On Thursday we went over plans for teaching in school the next day and gave our lessons to each other. We then went on a mini rally in the afternoon with children after school advertising our sports day on Saturday. On Friday, some Australians who are volunteering with Restless not through ICS but through their universities came to interview Fay, Becky and Jodie and some of the nationals. They are making a video about Restless and the work we are currently doing in each of our placements. I will let you know when the video is ready so you can have a look! We then had to rush to our school session which was an auto ride then a half an hour bus journey away. We had lunch in a classroom and were then taken upstairs to teach. We had expected to have 7th, 8th and 9th standard all in separate classrooms that we could rotate around with 3 different sessions. Instead we had 150 6th-8th standards in one room for one session. We had think on our feet and adapt our plans. We ended up each teaching our session to all of the children but had to adapt games so that everyone could play. Snakes & ladders went down a treat and I later found out that snakes & ladders actually originated in India. Jonny and Leah led a confidence session and Jodie and Becky led a livelihoods session involving a careers ladder. We have since been asked back so I guess the sessions went really well.

Saturday was a really busy day for us. We held a sports day and over 70 children showed up to play volleyball, kabadi (national game of India), lemon and spoon races and three-legged races. The volleyball team’s names were entertaining: Lions, Young Lions, Young Lions 2, Fire Guys and Fire Guys2. Some originality and creativity is clearly lacking. Everybody that came seemed to really enjoy themselves even though the volleyball tournament happened very differently to the round robin we’d envisaged. In the evening we held an open-aired film screening outside our YRC. We had hoped to hold it in a more public space where we could attract more youths but for many reasons we were unable to. For this reason only a few young people showed up and our screening mainly attracted those from the tribal and begging communities. They really appreciated it though and luckily the rain held off for most of it.
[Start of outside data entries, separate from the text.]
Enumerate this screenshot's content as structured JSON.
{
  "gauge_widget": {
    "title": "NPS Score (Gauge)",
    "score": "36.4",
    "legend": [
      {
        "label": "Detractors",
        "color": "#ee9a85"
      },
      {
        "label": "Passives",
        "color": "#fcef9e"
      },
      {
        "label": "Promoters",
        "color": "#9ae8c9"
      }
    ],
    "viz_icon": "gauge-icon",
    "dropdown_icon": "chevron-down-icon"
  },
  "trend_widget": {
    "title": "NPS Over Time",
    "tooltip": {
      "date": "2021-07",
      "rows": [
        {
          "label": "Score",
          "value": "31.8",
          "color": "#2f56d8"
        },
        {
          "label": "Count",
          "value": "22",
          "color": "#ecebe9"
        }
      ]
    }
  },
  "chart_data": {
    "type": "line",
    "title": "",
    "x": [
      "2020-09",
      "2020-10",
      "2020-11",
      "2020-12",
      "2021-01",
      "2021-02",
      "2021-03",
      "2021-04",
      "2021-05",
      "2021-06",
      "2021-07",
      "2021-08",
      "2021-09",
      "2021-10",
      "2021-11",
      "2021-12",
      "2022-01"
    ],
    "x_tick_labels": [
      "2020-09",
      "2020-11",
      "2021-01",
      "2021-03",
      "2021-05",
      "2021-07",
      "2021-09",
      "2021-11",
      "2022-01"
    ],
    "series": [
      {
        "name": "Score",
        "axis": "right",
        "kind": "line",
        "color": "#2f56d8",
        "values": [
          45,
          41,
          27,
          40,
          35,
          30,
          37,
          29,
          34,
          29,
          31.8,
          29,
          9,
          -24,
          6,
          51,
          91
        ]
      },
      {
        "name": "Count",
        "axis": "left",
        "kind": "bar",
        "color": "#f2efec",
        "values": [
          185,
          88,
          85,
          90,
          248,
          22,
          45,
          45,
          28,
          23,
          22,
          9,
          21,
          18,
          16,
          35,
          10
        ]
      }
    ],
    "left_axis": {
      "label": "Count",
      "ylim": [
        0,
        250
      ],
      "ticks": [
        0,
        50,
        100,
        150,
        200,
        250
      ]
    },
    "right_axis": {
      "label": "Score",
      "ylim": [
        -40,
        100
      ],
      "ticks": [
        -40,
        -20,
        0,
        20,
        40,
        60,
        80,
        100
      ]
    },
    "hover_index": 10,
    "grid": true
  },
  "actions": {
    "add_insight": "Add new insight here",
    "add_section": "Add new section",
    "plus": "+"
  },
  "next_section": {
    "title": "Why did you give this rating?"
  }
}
Sunday was a quiet day for us all and a chance to catch up on washing and reading. In the afternoon Becky, Jonny and I went on a walk and discovered an abandoned school filled with cow pats and bats. The view from the roof was incredible and Jonny got the chance to climb some trees. In the evening Holly, Jodie and I treated ourselves to a ‘Foot Spa’ which involved soaking our feet in a bucket of soapy water before scrubbing them clean. We also watched ‘Gone Girl’ whilst we still had the projector.

This week has been super busy but very enjoyable and rewarding.

Lots of love,
Em xxx